No one had computed the Pentagon’s climate footprint comprehensively before, so she wanted to do it.
Crawford noted that the global war on terror operates in 80-90 countries. She figures that 70% of fuel use is for base military operations, and 30% for overseas contingency operations i.e. wars.
Jet airplanes are heavy GHG emitters, especially military aircraft because they carry special equipment and fly at higher altitudes. Their consumption of fuel is so inefficient that it is measured, not in miles per gallon, but in gallons per mile.
The question most interesting to me that was posed by Prof. Crawford: Why don’t we know these numbers?
Some of her answers: Department of "Defense" personnel are explicitly told not to tell Congress their numbers. The Kyoto Protocol set the standard for how emissions are tallied, explicitly exempting the military, and there is still no legal treaty mechanism to compel states to give their military emissions. The Environmental Protection Agency (EPA) does not aggregate the data on this, and EPA web site has no breakout by military. Congressional research service doesn’t provide them either, nor does the Congressional Budget Office.
The highly useful carbon computing website Drawdown also excludes military emissions because those numbers are unavailable.
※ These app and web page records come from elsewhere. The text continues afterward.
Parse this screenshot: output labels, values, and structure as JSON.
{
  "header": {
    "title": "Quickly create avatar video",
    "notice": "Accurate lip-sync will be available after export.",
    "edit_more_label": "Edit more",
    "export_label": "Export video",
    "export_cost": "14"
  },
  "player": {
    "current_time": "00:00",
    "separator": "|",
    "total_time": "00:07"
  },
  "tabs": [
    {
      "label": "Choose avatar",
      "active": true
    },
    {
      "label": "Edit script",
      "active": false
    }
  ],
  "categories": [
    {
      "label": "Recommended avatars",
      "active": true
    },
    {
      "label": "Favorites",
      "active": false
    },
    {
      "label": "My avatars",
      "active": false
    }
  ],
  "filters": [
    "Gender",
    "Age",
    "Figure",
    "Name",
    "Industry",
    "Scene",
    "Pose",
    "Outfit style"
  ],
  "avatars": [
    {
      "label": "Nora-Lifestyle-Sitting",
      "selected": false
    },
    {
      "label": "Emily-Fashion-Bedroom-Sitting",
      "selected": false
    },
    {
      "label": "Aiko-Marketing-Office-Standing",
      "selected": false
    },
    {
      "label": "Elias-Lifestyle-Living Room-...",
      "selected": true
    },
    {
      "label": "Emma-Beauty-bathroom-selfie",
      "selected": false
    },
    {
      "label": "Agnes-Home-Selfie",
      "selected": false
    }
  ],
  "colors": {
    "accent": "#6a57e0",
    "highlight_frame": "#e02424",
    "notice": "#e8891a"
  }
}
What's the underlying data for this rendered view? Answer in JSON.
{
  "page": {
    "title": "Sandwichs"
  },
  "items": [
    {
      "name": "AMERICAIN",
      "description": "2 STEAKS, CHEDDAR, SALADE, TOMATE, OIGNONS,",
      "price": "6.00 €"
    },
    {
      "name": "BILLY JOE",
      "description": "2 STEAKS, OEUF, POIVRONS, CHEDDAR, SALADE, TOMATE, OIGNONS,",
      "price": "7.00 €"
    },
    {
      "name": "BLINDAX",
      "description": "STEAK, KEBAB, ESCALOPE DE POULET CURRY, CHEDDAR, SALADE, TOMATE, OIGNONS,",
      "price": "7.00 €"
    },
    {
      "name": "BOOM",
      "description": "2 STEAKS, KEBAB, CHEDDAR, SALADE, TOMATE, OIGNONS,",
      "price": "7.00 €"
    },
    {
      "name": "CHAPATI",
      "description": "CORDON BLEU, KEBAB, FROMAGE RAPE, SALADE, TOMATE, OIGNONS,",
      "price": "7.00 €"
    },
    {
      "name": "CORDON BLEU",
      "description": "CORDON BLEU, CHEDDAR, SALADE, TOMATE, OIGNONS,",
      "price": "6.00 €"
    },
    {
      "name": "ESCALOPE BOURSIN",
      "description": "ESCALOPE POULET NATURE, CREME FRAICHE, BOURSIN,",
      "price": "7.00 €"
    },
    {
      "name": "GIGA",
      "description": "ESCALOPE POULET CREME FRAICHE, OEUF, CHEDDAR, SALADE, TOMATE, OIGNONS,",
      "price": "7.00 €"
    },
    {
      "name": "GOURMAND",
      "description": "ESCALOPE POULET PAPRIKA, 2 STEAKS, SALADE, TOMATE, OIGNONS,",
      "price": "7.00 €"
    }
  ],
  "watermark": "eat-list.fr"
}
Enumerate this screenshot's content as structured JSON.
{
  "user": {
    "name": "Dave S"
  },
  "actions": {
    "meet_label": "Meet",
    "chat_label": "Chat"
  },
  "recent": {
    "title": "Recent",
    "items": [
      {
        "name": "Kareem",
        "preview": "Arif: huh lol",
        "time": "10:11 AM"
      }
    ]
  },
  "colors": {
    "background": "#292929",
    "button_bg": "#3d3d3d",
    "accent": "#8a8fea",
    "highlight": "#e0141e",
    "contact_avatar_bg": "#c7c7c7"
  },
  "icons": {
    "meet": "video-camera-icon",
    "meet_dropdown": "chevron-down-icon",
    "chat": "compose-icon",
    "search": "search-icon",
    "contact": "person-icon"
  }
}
Media outlets likewise cannot report on what they do not know. (Investigative reporters out there: maybe give Prof. Crawford a call?)
Based on what she has been able to count, there was a GHG dividend parallel to the so-called peace dividend at the end of the Cold War period. Similarly, withdrawal from Iraq drove non-standard i.e. war-related emissions down beginning in 2011. And, facilities energy use has seen a steep decline as military bases close to the current level of around 800.
She did not count these significant contributors:
As early as 1990 the Navy began monitoring sea level rise. The Portsmouth Naval Shipyard is especially vulnerable and the Pentagon is well aware of this. Yet, protecting the Persian Gulf remains a primary Pentagon goal even as dependence on Middle East oil has declined.
The U.S. military prepares for the consequences of climate change, with little focus on the role of their own consumption and emissions as drivers of climate change. According to Crawford:
“Preparing for conflict produces climate change...Everything you do to reduce fuel use increases security”
Conclusion: we should be pushing our representatives and senators to focus on climate emergency as the real threat to our national security, and to act accordingly.